Fault vs Responsibility

Just because something is not your fault, does not mean it is not your responsibility.

This is one of my favorite sayings in leadership. I think it is hard to find a singular statement that helps explain the fundamental responsibilities that define being a human. A good human –at least.

I have been pretty conflicted over the viral news story of the weekend. So conflicted that I am compelled to write on something that is political – something I try desperately to avoid for several reasons. But anyway, here goes . . .

So, this brings me to this viral picture.

This picture makes me so uncomfortable in a number of ways. My first reaction, when I look at the group of young people surrounding Nathan Phillips is simple – my lizard brain kicks in. I have a visceral reaction to this. Once that dose of adrenaline leaves, I instantly remember something. The people causing my reaction the picture are kids.

Then I read through countless tweets and reaction articles. What I found in of them is that everyone was looking for someone to blame. The list was long, but often included:

  • The kid(s) involved
  • The kid’s parents
  • The chaperones on the trip
  • The school
  • Republicans
  • The radicalized discourse between supporters of both parties
  • The President

I think that this is list is in nowhere near comprehensive. The whole situation is so much more nuanced than any of us could actually recognize. Anyone that works in schools can simply tell you trying to psychoanalyze the brain of a teenager to assign a causal relation to a horrible decision is more often than not a fruitless exercise without tons of time and training. Yet – that is exactly what everyone seems to be doing right now. Everyone simply wants to assign blame.

My take is different. The event has occurred. As unfortunate as it is, not a single one of us can do anything to make the event go away.
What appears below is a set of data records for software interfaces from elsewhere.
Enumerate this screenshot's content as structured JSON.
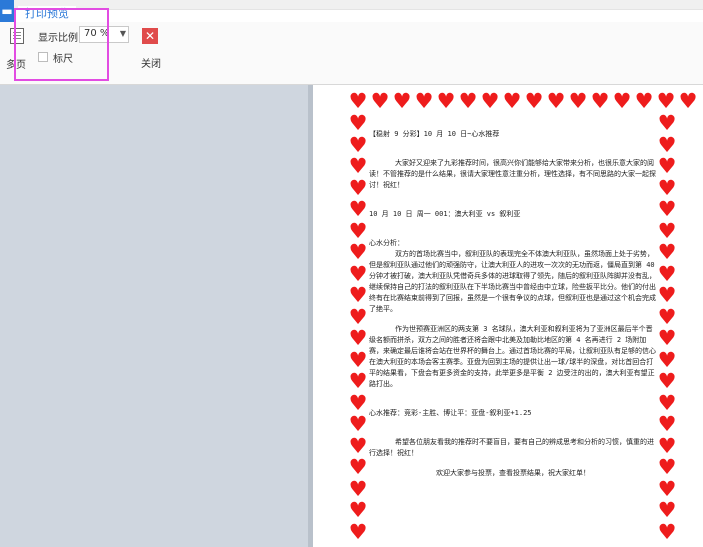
{
  "app": {
    "tab_icon": "▬",
    "active_tab": "打印预览"
  },
  "ribbon": {
    "multi_page_label": "多页",
    "zoom_label": "显示比例",
    "zoom_value": "70 %",
    "ruler_label": "标尺",
    "ruler_checked": false,
    "close_label": "关闭",
    "close_color": "#e04b4b",
    "highlight_color": "#e24ce2"
  },
  "document": {
    "border_icon": "heart-icon",
    "border_color": "#ee1c1c",
    "title": "【稳射 9 分彩】10 月 10 日~心水推荐",
    "intro": "大家好又迎来了九彩推荐时间，很高兴你们能够给大家带来分析，也很乐意大家的阅读！不管推荐的是什么结果，很请大家理性意注重分析，理性选择，有不同思路的大家一起探讨！祝红！",
    "match": "10 月 10 日 周一 001：澳大利亚 vs 叙利亚",
    "analysis_heading": "心水分析：",
    "para1": "双方的首场比赛当中，叙利亚队的表现完全不体澳大利亚队，虽然场面上处于劣势，但是叙利亚队通过他们的顽强防守，让澳大利亚人的进攻一次次的无功而返，僵局直到第 40 分钟才被打破，澳大利亚队凭借奇兵多体的进球取得了领先，随后的叙利亚队阵脚并没有乱，继续保持自己的打法的叙利亚队在下半场比赛当中曾经由中立球，险些扳平比分。他们的付出终有在比赛结束前得到了回报，虽然是一个很有争议的点球，但叙利亚也是通过这个机会完成了绝平。",
    "para2": "作为世预赛亚洲区的两支第 3 名球队，澳大利亚和叙利亚将为了亚洲区最后半个晋级名额而拼杀，双方之间的胜者还将会跟中北美及加勒比地区的第 4 名再进行 2 场附加赛，来确定最后谁将会站在世界杯的舞台上。通过首场比赛的平局，让叙利亚队有足够的信心在澳大利亚的本场会客主赛季。亚盘为回到主场的提供让出一球/球半的深盘，对比首回合打平的结果看，下盘会有更多资金的支持，此举更多是平衡 2 边受注的出的，澳大利亚有望正路打出。",
    "recommend": "心水推荐：竞彩-主胜、博让平：亚盘-叙利亚+1.25",
    "outro": "希望各位朋友看我的推荐时不要盲目，要有自己的辨成思考和分析的习惯，慎重的进行选择！祝红！",
    "closing": "欢迎大家参与投票，查看投票结果，祝大家红单！"
  }
}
So where does that leave us. It leaves US – the collective we – with a level of responsibility.

Clearly, nobody in this situation has more responsibility to take than the kid involved, but undoubtedly we all have responsibility. We have responsibility in how we carry ourselves, what we believe, and how we engage each other in complex discourse. We have responsibility in our ability to forgive. We have responsibility in our ability to teach.

The point is that I believe in kids. I also believe in our ability to teach and forgive. So, I do not care who is precisely at fault in this situation. I do care that we find ourselves responsible to attempt to impact and lead a clearly misguided youth.

I know some of you are probably reading this and thinking that this teen does not deserve a second chance. I know others are thinking of the kids who have done far less and will be punished far more. I warn us all against using comparative empathy. Simply because society or the system has done wrong by some, does not preclude us from being the best version of ourselves. Our best versions take responsibility even when it is not our fault and try to push the conversation forward. And we remember we are talking about kids.